After sharpening both sides of the blade place it on the kits cone-shaped balancer. If one side dips below the other continue sharpening it until the blade rests level. Return the sharpened blades to the mower and reattach. If you have a torque wrench its a good idea to use it here. Often you need to tighten the blade mounting bolt/bolts to a specific tightness level. Typically measured in pound-feet your instruction manual should list these specs. For example my personal machine the Honda HRR216VKA between 36 to 43 lb-ft of torque is required.
There is something Zen about spending an hour or two each week pushing the mower around the yard on a sunny day. The drone of the motor drowns out your thoughts as you work on a task with a clearly defined objective: Making your lawn look its best. Of course the deciding factor between an almost meditative experience and one filled with frustration is often the quality of the lawn mower you have.

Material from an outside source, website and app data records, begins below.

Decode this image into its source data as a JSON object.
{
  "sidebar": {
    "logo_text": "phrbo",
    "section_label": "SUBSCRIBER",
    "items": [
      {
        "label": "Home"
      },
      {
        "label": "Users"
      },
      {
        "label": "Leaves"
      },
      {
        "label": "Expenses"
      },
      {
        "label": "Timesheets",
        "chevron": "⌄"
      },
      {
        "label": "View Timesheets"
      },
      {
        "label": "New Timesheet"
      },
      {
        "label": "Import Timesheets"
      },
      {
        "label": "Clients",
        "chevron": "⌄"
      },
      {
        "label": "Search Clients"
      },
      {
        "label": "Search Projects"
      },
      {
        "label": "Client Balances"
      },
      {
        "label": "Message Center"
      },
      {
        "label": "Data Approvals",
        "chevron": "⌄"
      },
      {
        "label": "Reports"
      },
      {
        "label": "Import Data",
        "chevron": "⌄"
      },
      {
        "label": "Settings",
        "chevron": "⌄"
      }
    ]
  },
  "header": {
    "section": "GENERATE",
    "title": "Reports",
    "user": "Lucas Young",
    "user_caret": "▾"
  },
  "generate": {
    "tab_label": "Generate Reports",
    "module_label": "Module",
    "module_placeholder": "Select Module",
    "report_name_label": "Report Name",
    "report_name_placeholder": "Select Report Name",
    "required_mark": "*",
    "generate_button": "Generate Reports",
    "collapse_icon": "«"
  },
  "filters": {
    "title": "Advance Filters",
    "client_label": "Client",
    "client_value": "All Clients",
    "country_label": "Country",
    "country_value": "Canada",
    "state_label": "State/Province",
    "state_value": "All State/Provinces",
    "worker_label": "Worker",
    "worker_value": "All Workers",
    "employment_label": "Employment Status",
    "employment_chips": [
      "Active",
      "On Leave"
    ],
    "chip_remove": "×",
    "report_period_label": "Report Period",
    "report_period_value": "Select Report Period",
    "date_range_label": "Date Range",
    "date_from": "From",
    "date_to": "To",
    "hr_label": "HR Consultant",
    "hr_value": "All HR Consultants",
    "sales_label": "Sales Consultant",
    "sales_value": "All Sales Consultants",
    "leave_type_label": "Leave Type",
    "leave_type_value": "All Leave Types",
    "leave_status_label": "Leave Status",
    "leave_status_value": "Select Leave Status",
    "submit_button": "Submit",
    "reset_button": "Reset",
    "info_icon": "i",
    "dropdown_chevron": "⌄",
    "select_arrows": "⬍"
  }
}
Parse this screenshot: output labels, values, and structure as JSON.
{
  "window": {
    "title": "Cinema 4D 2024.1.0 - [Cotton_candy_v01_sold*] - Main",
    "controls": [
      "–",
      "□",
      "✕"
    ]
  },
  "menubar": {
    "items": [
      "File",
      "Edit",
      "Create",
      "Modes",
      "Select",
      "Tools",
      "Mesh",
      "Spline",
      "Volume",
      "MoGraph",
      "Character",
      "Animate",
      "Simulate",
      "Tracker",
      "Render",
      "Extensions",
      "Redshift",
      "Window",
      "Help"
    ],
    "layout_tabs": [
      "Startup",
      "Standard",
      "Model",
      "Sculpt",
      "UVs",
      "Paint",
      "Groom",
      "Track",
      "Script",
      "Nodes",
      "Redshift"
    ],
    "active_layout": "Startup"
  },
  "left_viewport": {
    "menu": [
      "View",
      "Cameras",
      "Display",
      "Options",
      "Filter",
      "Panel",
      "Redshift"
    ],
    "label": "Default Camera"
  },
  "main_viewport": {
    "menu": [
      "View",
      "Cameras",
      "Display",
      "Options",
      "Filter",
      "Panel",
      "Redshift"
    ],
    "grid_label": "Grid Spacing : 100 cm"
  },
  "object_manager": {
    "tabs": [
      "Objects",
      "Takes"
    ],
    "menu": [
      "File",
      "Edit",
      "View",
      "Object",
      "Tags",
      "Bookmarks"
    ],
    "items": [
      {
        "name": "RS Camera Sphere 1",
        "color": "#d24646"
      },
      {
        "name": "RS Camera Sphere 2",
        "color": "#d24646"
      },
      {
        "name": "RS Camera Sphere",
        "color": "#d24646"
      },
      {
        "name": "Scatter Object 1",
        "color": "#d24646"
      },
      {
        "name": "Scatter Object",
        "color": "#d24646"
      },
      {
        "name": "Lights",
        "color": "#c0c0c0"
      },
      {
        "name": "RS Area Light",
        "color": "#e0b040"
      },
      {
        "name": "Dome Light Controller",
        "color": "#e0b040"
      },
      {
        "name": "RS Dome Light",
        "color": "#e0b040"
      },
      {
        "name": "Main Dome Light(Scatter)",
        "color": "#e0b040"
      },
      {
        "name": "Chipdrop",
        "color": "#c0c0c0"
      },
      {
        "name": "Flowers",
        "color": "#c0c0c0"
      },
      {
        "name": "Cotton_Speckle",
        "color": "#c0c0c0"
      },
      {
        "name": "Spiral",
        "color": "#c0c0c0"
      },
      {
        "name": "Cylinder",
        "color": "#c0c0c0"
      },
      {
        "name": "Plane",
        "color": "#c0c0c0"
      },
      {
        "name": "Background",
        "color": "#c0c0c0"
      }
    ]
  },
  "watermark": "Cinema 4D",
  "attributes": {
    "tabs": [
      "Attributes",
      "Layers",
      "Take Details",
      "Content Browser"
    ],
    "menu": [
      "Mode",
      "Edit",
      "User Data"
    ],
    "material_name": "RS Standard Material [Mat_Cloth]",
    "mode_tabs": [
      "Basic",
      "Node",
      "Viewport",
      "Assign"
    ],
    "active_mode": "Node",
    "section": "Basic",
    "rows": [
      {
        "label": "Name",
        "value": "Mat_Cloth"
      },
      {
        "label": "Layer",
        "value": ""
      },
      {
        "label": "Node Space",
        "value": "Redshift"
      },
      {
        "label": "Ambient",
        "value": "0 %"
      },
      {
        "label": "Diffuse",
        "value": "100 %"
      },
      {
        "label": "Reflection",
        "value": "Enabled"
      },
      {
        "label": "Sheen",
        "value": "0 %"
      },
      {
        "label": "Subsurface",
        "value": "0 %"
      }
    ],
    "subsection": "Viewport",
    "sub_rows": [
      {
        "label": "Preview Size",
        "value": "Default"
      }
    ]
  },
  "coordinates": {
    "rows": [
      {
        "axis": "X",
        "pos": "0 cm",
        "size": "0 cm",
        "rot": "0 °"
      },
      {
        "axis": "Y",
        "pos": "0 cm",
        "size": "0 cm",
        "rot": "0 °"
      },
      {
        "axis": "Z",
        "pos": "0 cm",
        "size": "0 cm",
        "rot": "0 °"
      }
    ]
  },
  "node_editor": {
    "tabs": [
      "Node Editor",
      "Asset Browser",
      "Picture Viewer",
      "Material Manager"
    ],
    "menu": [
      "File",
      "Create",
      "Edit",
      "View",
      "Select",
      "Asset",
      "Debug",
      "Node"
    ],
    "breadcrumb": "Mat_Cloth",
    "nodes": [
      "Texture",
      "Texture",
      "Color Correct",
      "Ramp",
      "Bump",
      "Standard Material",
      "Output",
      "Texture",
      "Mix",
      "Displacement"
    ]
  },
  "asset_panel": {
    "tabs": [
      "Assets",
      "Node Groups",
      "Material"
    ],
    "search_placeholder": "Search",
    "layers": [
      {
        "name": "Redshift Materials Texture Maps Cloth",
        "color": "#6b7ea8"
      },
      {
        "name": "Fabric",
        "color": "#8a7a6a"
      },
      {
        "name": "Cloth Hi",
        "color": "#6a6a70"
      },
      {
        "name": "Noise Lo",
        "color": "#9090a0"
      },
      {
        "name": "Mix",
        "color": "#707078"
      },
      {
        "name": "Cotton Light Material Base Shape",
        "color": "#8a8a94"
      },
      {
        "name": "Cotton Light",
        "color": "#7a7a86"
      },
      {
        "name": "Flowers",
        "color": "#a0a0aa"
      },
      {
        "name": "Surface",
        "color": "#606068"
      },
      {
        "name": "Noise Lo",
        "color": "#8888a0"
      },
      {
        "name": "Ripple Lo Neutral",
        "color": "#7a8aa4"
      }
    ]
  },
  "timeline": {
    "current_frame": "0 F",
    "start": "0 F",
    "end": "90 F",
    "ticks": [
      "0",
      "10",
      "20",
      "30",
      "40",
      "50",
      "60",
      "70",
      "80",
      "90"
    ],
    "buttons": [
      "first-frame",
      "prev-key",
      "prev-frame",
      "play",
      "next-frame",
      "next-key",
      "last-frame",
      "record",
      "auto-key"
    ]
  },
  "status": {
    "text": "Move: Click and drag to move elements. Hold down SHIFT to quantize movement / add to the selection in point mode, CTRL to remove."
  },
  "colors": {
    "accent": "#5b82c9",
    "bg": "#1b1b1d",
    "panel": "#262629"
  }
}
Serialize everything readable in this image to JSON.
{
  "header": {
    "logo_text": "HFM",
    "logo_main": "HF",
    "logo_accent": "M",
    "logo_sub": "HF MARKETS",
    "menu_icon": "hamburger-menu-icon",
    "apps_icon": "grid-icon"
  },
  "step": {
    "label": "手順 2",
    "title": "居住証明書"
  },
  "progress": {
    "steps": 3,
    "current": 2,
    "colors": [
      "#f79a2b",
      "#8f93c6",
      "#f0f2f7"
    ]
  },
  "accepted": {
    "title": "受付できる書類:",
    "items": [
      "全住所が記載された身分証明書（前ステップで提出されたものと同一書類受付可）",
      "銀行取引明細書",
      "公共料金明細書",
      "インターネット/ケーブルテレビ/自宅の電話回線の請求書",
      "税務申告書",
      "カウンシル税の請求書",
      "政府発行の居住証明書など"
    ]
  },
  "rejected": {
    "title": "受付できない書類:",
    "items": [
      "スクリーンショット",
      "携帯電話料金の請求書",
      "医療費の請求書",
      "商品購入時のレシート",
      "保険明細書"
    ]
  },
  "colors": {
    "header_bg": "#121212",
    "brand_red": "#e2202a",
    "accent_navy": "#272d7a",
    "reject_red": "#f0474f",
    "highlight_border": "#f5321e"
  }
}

In the following guide we mainly focus on walk-behind mowers since the majority of lawns are served perfectly well by these machines. However if you have a lawn that is larger than half an acre you may want a riding mower. If you have a yard that is between a quarter and half an acre consider a self-propelled model. This basically means you do less pushing. Self-propelled mowers are especially helpful on hills. Also pay special attention to blade size. Look for a mower with a blade thats at least 20-inches long if you have a larger yard. Conversely if you have many narrow areas to mow a smaller deck the area within which the blade spins around is best.